At least you have to be a performer, as such, to vote for the acting nominees. I suppose that is a fair compromise. Picking the winner, however, means everyone eligible votes. I don’t know about you but I’m picking up a Black Panther vibe for the Ensemble win. I suppose it could be A Star Is Born or BlacKkKlansman but I doubt it will be Crazy Rich Asians or Bohemian Rhapsody, although I guess you never know with SAG/AFTRA how it’s going to go. I remember being somewhat shocked when Spotlight took that award (although thinking back, a movie about journalists directed by a former actor? Yeah seems like no-brainer for SAG/AFTRA. You can’t overthink these things, which I always do, year in and year out.
The Writers Guild of America
20,000 members, I think? That’s the WGA West’s numbers. I’ve never been sure if that is the whole membership or just WGA West. Either way, they choose Original Screenplay and Adapted Screenplay winners, which have, give or take a year or two here or there, a pretty decent chance of indicating a potential screenplay win at the Oscars. When Moonlight won the screenplay award it did sort of signal a Moonlight upswing. What to watch for with WGA noms is whether or not Black Panther can make the cut, just as with the DGA. To be a formidable Best Picture contender and to be accepted into the industry as a Marvel superhero movie crossover, it will need wiring and directing nominations.
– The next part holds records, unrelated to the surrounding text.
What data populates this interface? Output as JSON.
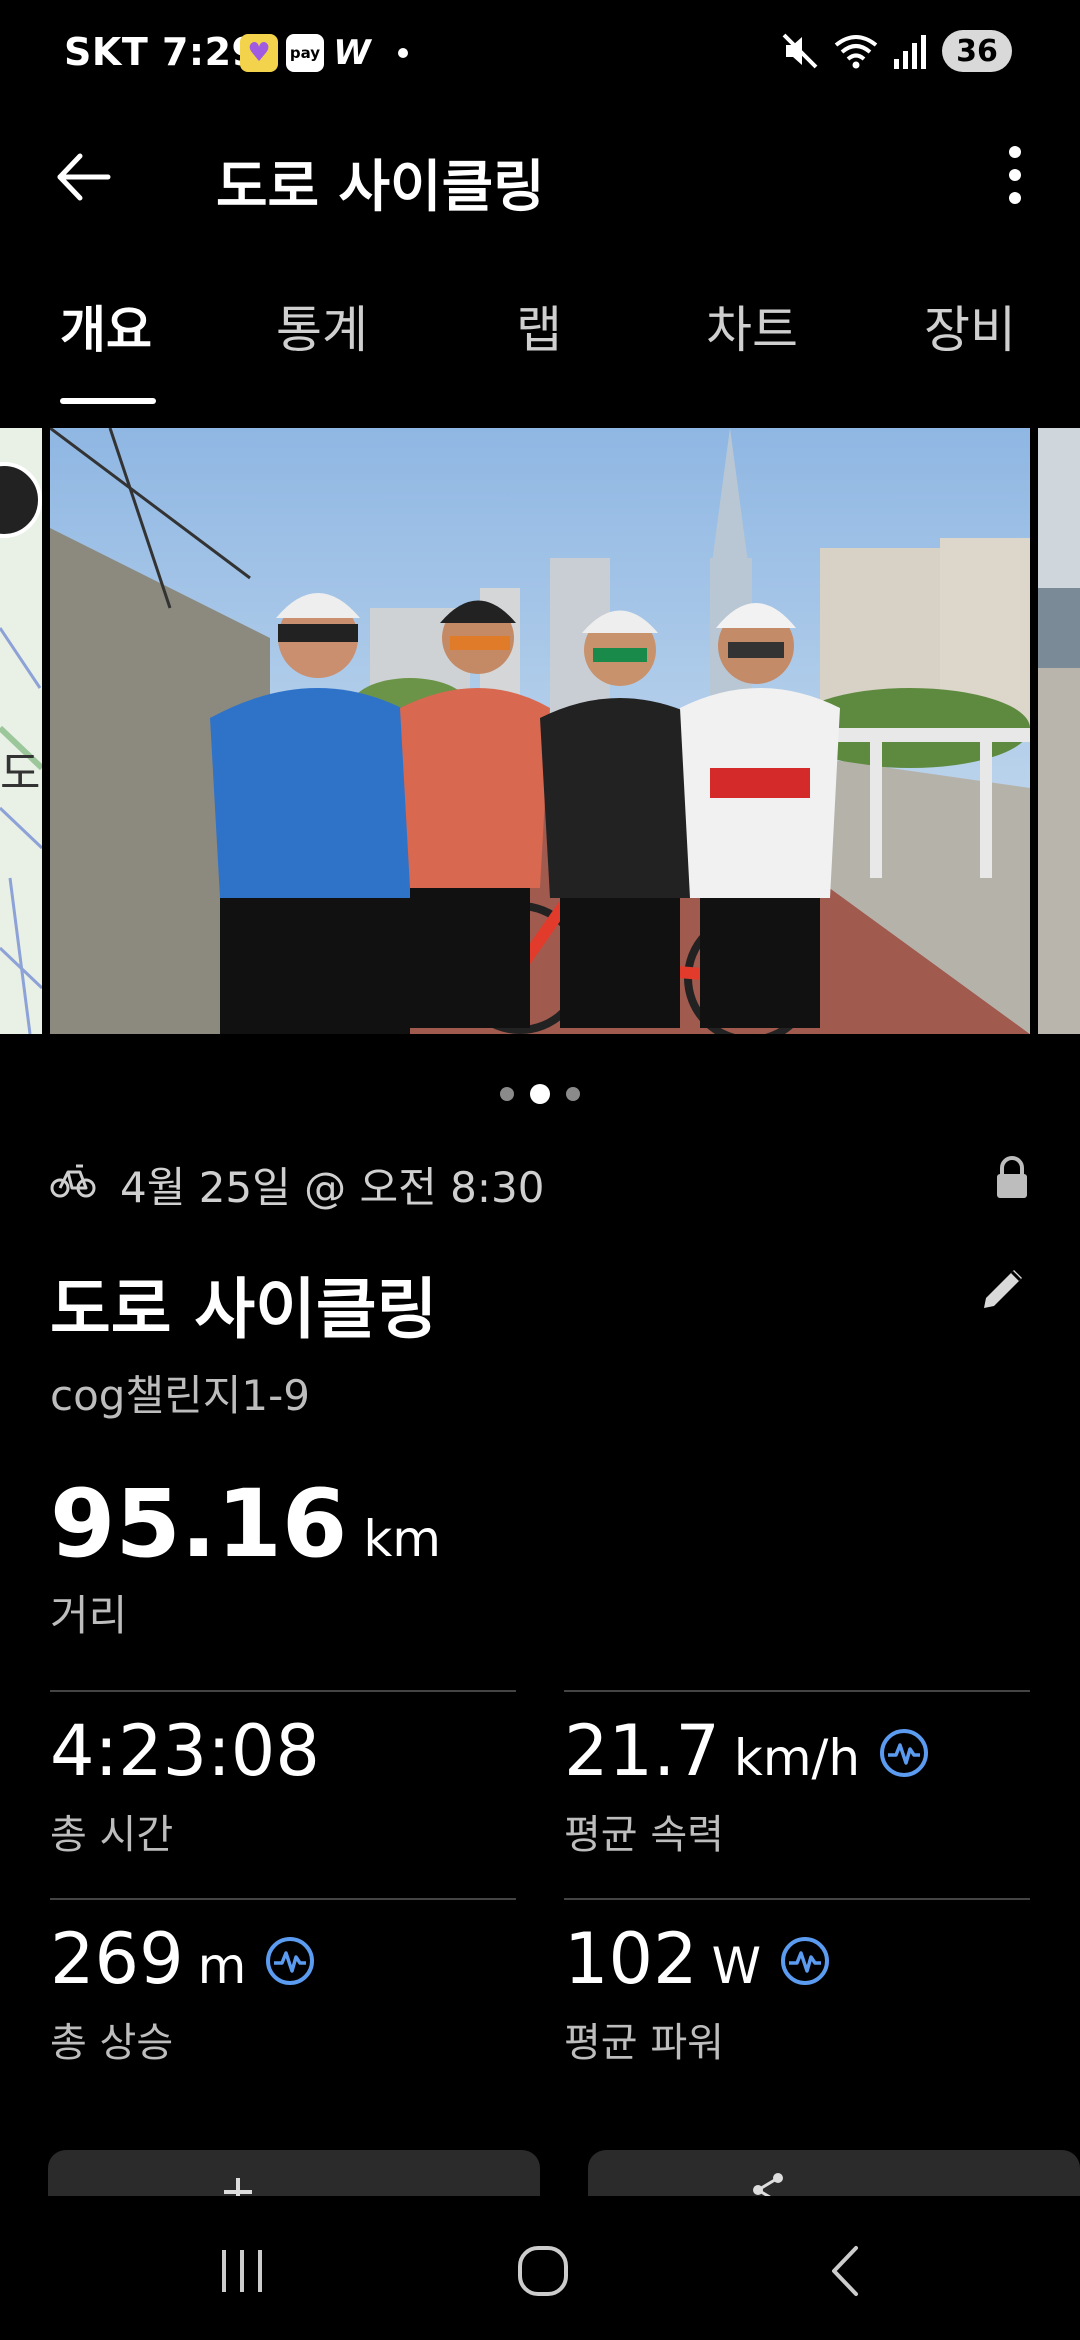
{
  "status_bar": {
    "carrier_time": "SKT 7:29",
    "pay_label": "pay",
    "w_label": "W",
    "battery": "36"
  },
  "app_bar": {
    "title": "도로 사이클링"
  },
  "tabs": [
    {
      "label": "개요",
      "active": true
    },
    {
      "label": "통계"
    },
    {
      "label": "랩"
    },
    {
      "label": "차트"
    },
    {
      "label": "장비"
    }
  ],
  "carousel": {
    "slide_count": 3,
    "active_index": 1
  },
  "activity": {
    "date": "4월 25일 @ 오전 8:30",
    "name": "도로 사이클링",
    "description": "cog챌린지1-9",
    "distance_value": "95.16",
    "distance_unit": "km",
    "distance_label": "거리"
  },
  "stats": [
    {
      "value": "4:23:08",
      "unit": "",
      "label": "총 시간",
      "icon": false
    },
    {
      "value": "21.7",
      "unit": "km/h",
      "label": "평균 속력",
      "icon": true
    },
    {
      "value": "269",
      "unit": "m",
      "label": "총 상승",
      "icon": true
    },
    {
      "value": "102",
      "unit": "W",
      "label": "평균 파워",
      "icon": true
    }
  ],
  "colors": {
    "accent": "#5b9bf0",
    "background": "#000000",
    "secondary_text": "#bdbdbd"
  }
}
Ryan Coogler is up for both. We’ll see how that goes. Both categories are wide wide open, with Paul Schrader’s First Reformed leading the pack. I would also not be surprised to see Bo Burnham turn up in Original. The Favourite is NOT WGA eligible but it will show up at the Oscars, no doubt.
BlacKkKlansman, Green Book, A Star Is Born, If Beale Street Could Talk, Roma, First Man, Can You Ever Forgive Me, maybe even The Front Runner, considering the clout of the authors, could turn up here. But the WGA isn’t exactly a strong precursor for Best Picture. You have to show up at the PGA and DGA. Still, it does helps greatly to show up at the WGA.
So there you go, dear readers. All you need to know about what’s coming next. January is hellabusy.